Task to carry out:
Search the listing for the word "true" and return each line that contains it.

Record extracts:
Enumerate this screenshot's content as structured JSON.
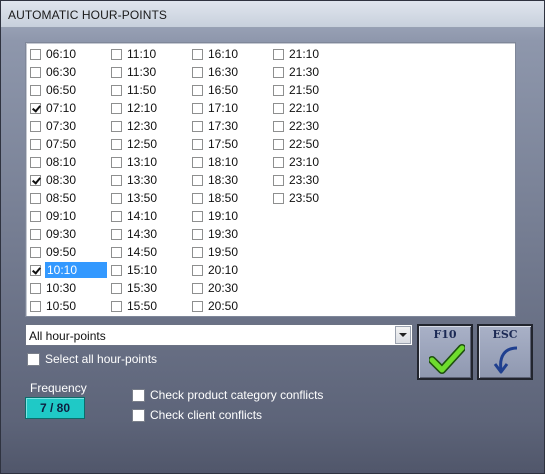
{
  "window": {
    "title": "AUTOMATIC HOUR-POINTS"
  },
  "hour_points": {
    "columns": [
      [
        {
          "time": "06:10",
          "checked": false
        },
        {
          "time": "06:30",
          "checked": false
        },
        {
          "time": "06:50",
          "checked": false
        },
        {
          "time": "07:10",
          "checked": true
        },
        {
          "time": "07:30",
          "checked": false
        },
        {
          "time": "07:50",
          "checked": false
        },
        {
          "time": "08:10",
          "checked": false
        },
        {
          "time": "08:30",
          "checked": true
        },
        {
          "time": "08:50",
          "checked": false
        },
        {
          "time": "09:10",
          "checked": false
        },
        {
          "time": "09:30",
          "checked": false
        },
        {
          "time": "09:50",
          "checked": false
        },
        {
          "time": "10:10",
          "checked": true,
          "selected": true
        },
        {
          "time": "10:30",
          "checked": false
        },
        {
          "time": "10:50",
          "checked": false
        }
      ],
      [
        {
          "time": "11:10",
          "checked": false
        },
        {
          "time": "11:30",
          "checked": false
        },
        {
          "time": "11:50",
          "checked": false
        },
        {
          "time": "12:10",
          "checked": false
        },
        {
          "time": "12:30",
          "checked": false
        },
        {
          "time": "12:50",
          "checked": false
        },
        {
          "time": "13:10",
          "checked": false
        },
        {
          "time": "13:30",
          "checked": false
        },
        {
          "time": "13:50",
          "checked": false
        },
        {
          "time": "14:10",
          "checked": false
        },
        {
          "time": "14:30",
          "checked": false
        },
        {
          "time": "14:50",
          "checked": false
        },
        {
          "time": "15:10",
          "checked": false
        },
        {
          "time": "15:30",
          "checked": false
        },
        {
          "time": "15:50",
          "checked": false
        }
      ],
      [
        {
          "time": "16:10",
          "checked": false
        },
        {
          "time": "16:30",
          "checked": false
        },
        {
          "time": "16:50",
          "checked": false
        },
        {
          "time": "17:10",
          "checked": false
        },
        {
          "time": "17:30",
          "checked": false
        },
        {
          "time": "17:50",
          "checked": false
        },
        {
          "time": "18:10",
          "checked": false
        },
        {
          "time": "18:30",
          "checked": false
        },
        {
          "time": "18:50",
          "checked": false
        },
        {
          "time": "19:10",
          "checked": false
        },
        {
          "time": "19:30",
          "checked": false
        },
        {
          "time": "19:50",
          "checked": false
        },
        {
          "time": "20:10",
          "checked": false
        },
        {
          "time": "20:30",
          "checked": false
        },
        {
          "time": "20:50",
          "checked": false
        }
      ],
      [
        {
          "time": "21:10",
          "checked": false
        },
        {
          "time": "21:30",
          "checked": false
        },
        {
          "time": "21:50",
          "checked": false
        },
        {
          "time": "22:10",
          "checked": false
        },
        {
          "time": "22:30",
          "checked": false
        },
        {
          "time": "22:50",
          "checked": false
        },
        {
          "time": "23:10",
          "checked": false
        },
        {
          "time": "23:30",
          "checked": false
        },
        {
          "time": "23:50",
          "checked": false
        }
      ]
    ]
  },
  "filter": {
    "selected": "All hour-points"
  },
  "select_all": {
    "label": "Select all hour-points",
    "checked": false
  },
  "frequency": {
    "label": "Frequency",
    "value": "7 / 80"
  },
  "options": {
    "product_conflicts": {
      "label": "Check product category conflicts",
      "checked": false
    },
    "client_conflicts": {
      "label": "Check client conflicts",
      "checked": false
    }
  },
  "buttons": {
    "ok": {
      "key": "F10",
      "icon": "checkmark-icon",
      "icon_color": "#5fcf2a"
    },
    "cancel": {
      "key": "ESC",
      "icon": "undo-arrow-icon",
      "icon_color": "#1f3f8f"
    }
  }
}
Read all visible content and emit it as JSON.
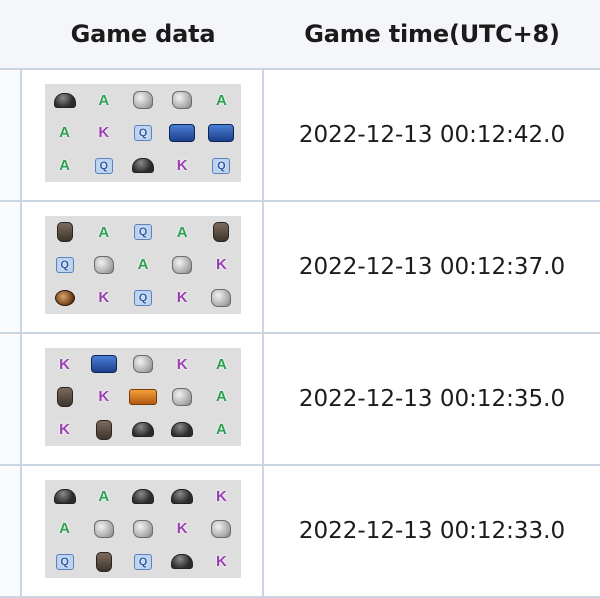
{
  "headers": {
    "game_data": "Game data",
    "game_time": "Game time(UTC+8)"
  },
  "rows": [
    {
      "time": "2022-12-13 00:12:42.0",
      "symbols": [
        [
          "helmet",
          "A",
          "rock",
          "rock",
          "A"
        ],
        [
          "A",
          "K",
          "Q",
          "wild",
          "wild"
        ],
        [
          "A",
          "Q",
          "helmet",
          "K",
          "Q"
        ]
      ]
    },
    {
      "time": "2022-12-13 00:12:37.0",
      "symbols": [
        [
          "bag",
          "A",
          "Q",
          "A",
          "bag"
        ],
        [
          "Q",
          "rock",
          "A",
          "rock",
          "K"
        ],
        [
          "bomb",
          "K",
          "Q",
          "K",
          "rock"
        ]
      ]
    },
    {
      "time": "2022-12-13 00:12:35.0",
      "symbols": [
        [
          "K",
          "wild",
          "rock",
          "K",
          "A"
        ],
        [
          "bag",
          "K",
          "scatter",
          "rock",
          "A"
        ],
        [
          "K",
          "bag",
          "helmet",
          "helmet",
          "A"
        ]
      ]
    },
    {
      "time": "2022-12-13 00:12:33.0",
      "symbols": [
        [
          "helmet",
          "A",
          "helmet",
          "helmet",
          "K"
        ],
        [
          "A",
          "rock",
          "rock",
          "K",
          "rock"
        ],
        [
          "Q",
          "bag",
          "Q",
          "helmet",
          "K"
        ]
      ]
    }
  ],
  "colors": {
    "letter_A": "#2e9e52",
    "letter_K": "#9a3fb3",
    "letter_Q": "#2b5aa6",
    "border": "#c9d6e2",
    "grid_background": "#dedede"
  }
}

Solution for this exercise:
          "checked": true
          "checked": true
          "checked": true,
          "selected": true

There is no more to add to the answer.